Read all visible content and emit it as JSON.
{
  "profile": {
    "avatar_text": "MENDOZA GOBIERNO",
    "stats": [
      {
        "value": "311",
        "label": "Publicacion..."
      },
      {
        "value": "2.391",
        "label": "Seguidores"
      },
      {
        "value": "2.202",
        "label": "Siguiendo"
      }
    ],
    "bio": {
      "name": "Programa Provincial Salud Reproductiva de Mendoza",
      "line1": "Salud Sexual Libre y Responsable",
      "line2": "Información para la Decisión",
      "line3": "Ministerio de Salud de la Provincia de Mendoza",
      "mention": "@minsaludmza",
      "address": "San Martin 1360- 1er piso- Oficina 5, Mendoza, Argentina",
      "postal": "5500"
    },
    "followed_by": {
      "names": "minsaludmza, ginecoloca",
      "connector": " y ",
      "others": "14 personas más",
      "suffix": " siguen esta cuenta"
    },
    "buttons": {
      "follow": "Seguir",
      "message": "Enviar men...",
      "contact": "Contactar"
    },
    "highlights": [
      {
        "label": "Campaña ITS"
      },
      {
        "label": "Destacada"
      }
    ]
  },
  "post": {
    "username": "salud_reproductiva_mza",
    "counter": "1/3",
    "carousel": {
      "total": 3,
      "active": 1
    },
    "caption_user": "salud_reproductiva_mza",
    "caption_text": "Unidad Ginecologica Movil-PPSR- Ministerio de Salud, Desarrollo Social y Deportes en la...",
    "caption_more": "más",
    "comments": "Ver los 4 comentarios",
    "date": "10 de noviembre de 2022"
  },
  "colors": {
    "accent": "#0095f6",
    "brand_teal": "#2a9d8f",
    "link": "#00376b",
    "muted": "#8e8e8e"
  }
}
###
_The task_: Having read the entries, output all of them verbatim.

_Answer to the exercise_:
Read all visible content and emit it as JSON.
{
  "profile": {
    "avatar_text": "MENDOZA GOBIERNO",
    "stats": [
      {
        "value": "311",
        "label": "Publicacion..."
      },
      {
        "value": "2.391",
        "label": "Seguidores"
      },
      {
        "value": "2.202",
        "label": "Siguiendo"
      }
    ],
    "bio": {
      "name": "Programa Provincial Salud Reproductiva de Mendoza",
      "line1": "Salud Sexual Libre y Responsable",
      "line2": "Información para la Decisión",
      "line3": "Ministerio de Salud de la Provincia de Mendoza",
      "mention": "@minsaludmza",
      "address": "San Martin 1360- 1er piso- Oficina 5, Mendoza, Argentina",
      "postal": "5500"
    },
    "followed_by": {
      "names": "minsaludmza, ginecoloca",
      "connector": " y ",
      "others": "14 personas más",
      "suffix": " siguen esta cuenta"
    },
    "buttons": {
      "follow": "Seguir",
      "message": "Enviar men...",
      "contact": "Contactar"
    },
    "highlights": [
      {
        "label": "Campaña ITS"
      },
      {
        "label": "Destacada"
      }
    ]
  },
  "post": {
    "username": "salud_reproductiva_mza",
    "counter": "1/3",
    "carousel": {
      "total": 3,
      "active": 1
    },
    "caption_user": "salud_reproductiva_mza",
    "caption_text": "Unidad Ginecologica Movil-PPSR- Ministerio de Salud, Desarrollo Social y Deportes en la...",
    "caption_more": "más",
    "comments": "Ver los 4 comentarios",
    "date": "10 de noviembre de 2022"
  },
  "colors": {
    "accent": "#0095f6",
    "brand_teal": "#2a9d8f",
    "link": "#00376b",
    "muted": "#8e8e8e"
  }
}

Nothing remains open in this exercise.